Mirth and Woe: The Dog Smiles
We've got a dog. She's called Lucy. Lucy Minogue, and she wouldn't say boo to a goose. In fact, she'd run away from a goose, or, in fact, away from absolutely anything at all. She is the bestest dog ever, and I will fight any man who says otherwise.
Before that, we had Harry. Harry Minogue. Harry was - if you'll pardon the awful, awful pun - barking mad. He still is, as a matter of fact. When the bouncing, barking and pissing-on-the-floor became far too much, we gave him to some friends who were quite happy to put up with that kind of thing. He still looks round the back of the TV to see where all the animals are coming from - Harry was never the sharpest knife in the drawer.
A long, long time before that, we had Snoopy. Snoopy Not-a-Minogue. Snoopy was a beagle-crossed-with-something-else that we got from a rescue home, and had gone the first six months of his life known as Shep.

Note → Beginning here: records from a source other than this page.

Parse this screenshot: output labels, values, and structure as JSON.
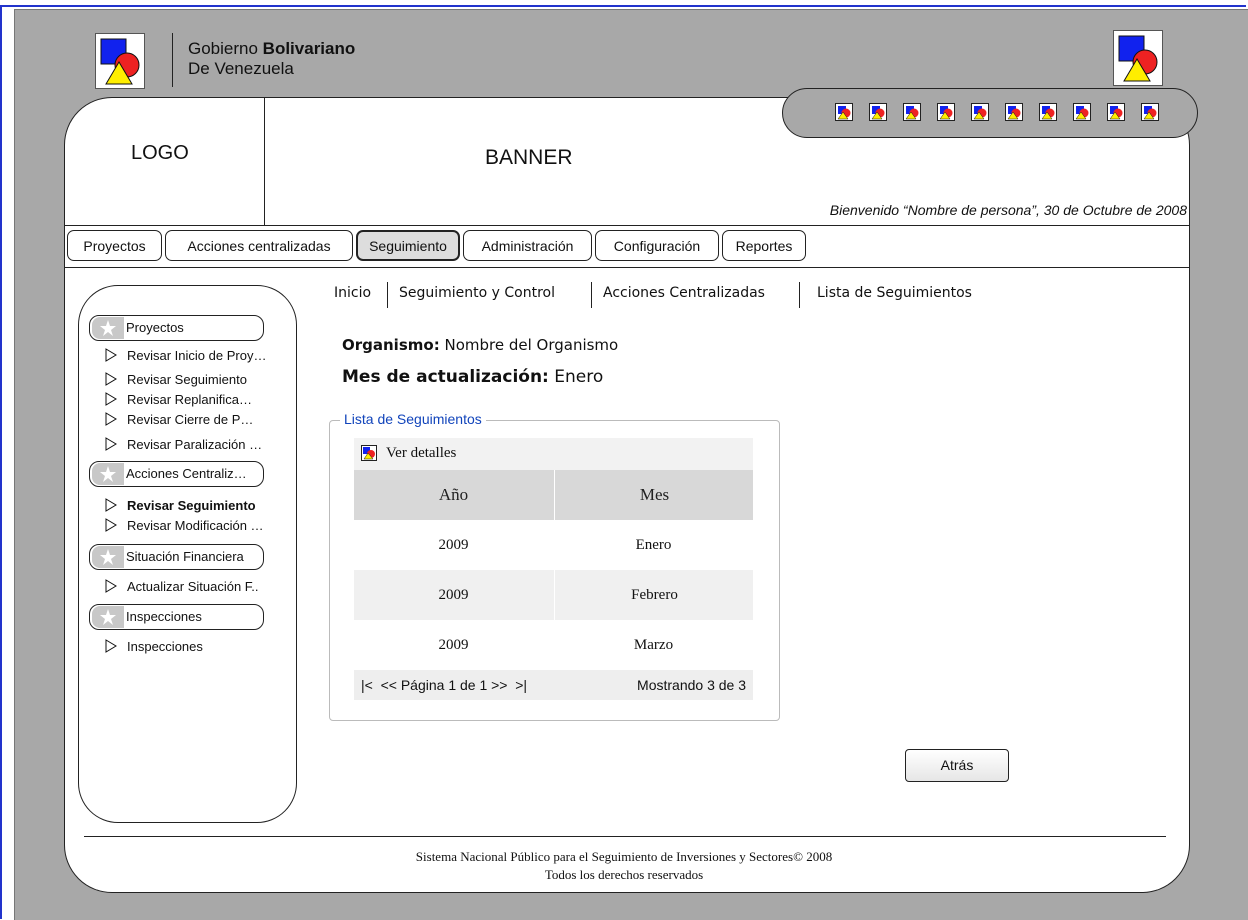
{
  "header": {
    "gov_line1_normal": "Gobierno ",
    "gov_line1_bold": "Bolivariano",
    "gov_line2": "De Venezuela"
  },
  "top": {
    "logo": "LOGO",
    "banner": "BANNER",
    "welcome": "Bienvenido “Nombre de persona”, 30 de Octubre de 2008",
    "quick_icons_count": 10
  },
  "menu": {
    "tabs": [
      "Proyectos",
      "Acciones centralizadas",
      "Seguimiento",
      "Administración",
      "Configuración",
      "Reportes"
    ],
    "active": "Seguimiento"
  },
  "sidebar": {
    "sections": [
      {
        "label": "Proyectos",
        "items": [
          {
            "label": "Revisar Inicio de Proy…",
            "bold": false
          },
          {
            "label": "Revisar Seguimiento",
            "bold": false
          },
          {
            "label": "Revisar Replanifica…",
            "bold": false
          },
          {
            "label": "Revisar Cierre de P…",
            "bold": false
          },
          {
            "label": "Revisar Paralización …",
            "bold": false
          }
        ]
      },
      {
        "label": "Acciones Centraliz…",
        "items": [
          {
            "label": "Revisar Seguimiento",
            "bold": true
          },
          {
            "label": "Revisar Modificación …",
            "bold": false
          }
        ]
      },
      {
        "label": "Situación Financiera",
        "items": [
          {
            "label": "Actualizar Situación F..",
            "bold": false
          }
        ]
      },
      {
        "label": "Inspecciones",
        "items": [
          {
            "label": "Inspecciones",
            "bold": false
          }
        ]
      }
    ]
  },
  "breadcrumb": [
    "Inicio",
    "Seguimiento y Control",
    "Acciones Centralizadas",
    "Lista de Seguimientos"
  ],
  "info": {
    "organismo_label": "Organismo:",
    "organismo_value": " Nombre del Organismo",
    "mes_label": "Mes de actualización:",
    "mes_value": " Enero"
  },
  "list": {
    "legend": "Lista de Seguimientos",
    "action": "Ver detalles",
    "columns": [
      "Año",
      "Mes"
    ],
    "rows": [
      [
        "2009",
        "Enero"
      ],
      [
        "2009",
        "Febrero"
      ],
      [
        "2009",
        "Marzo"
      ]
    ],
    "pager": "|<  << Página 1 de 1 >>  >|",
    "showing": "Mostrando 3 de 3"
  },
  "back_button": "Atrás",
  "footer": {
    "line1": "Sistema Nacional Público para el Seguimiento de Inversiones y Sectores© 2008",
    "line2": "Todos los derechos reservados"
  }
}
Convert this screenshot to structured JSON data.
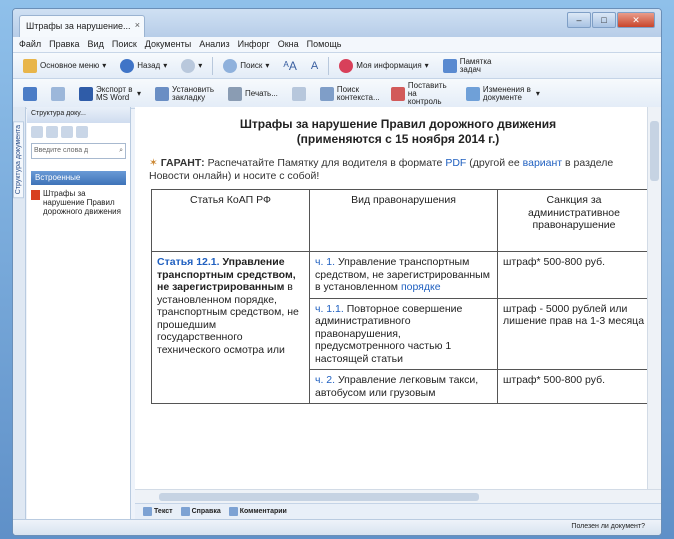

We had to do the decent thing, of course, and give him a proper beagle name.
Loveable that we was, Snoopy was also a dreadful, scheming bastard who spent his entire life planning ways of wrecking the house or trying to escape, tales which I have chronicled extensively elsewhere. Bad dog, indeed. We never quite got over the woe of the time he went on a one-dog wrecking spree that caused chaos, calumny and panic at a five-a-side football tournament, stopping only to diligently piss over the goal posts.
This scheming even took place when we were out of the house. Our family spent every summer on a two-week camping holiday, most of which was spent chasing the dog across fields, only to find him, hours later, back at the tent, asleep.
He was not, alas, the best of dogs to have with you in the car. He'd get far too excited, jump about all over the place and drench everybody in dog slobber, a substance now banned as a chenical weapon by the Geneva Convention.
We didn't have much of a car at the time. It was a 1973 Renault 12 saloon, designed for four reasonably well-to-do French peasants on their way to surrender to the local Germans. And not, it should be pointed out, best suited to a family of five and maniacal dog going to visit a chain-smoking great-aunt on the other side of London.
Fair play to Snoopy. We got all the way up to London with very little incident, as the cunningly-planned pre-car walkie appeared to have wiped him out somewhat.
It was just as we crossed Wandsworth Bridge into the dreaded land South of the River where no cabbie dares to drive, that he came to life. Before we knew it he was slobbering all over the windows at other dogs on Wandsworth Common, barking at the prison, and generally making a nuisance of himself across the back seat of the car.
And then: Tooting. Home of the legendary Wolfie Smith, revolutionary leader of the mighty Tooting Popular Front. He wasn't home, so we pressed on toward Bromley and the faggy fifty-a-day aunt.
"Dad! The dog's smiling!"
"So he is. Isn't that funny?"
"Awww, who's a cute ickle doggums, eh?"
Alas, my mother was far too busy driving to deliver her warning to us. She had always had dogs as a girl and knew that dogs, as a rule, don't tend to smile a great deal.
"He's not smiling, he's..."
"Yaaaaaaaaaarch!" said Snoopy.
And "Yaaaaaaarch!" he went again, bowking the finest Pedigree Chum and Winalot mix all over Nigel's shoulder. Which he* then proceeded to eat, it being a shame to let good food go to waste.
Poor Nigel: "Yaaaaaaarch!" he said, quite understandably in the circumstances.
Well, if it was alright for them, I might as well get into the act.
There being no hedges in the middle of Tooting Broadway, I went for the next best thing: everybody else in the car. Alas, trying to hold it back only made it worse, and I sprayed my youthful chunder in what, in other circumstances, might have been described as a pleasing arc for maximum spatter.
And what a dreadful, vomit-soaked group early-evening passers-by witnessed emerging from a dark blue Renault that evening, scraping sick off our clothes and retching aftershocks into a nearby drain, a foul-smelling dog of indeterminate breed licking shamelessly at puddles of the stuff.
Then we went to Aunt Silk Cut's and she barely noticed the stench through the nicotine fog. In fact, we stayed the night, attempting to sleep on her floor as trains roared by, not twenty feet away.
We got an estate car. Alas, he quickly learned to be sick through the bars and onto the back seat. Bad dog.
* Who? Who ate the vomit? Nigel or the dog? You decide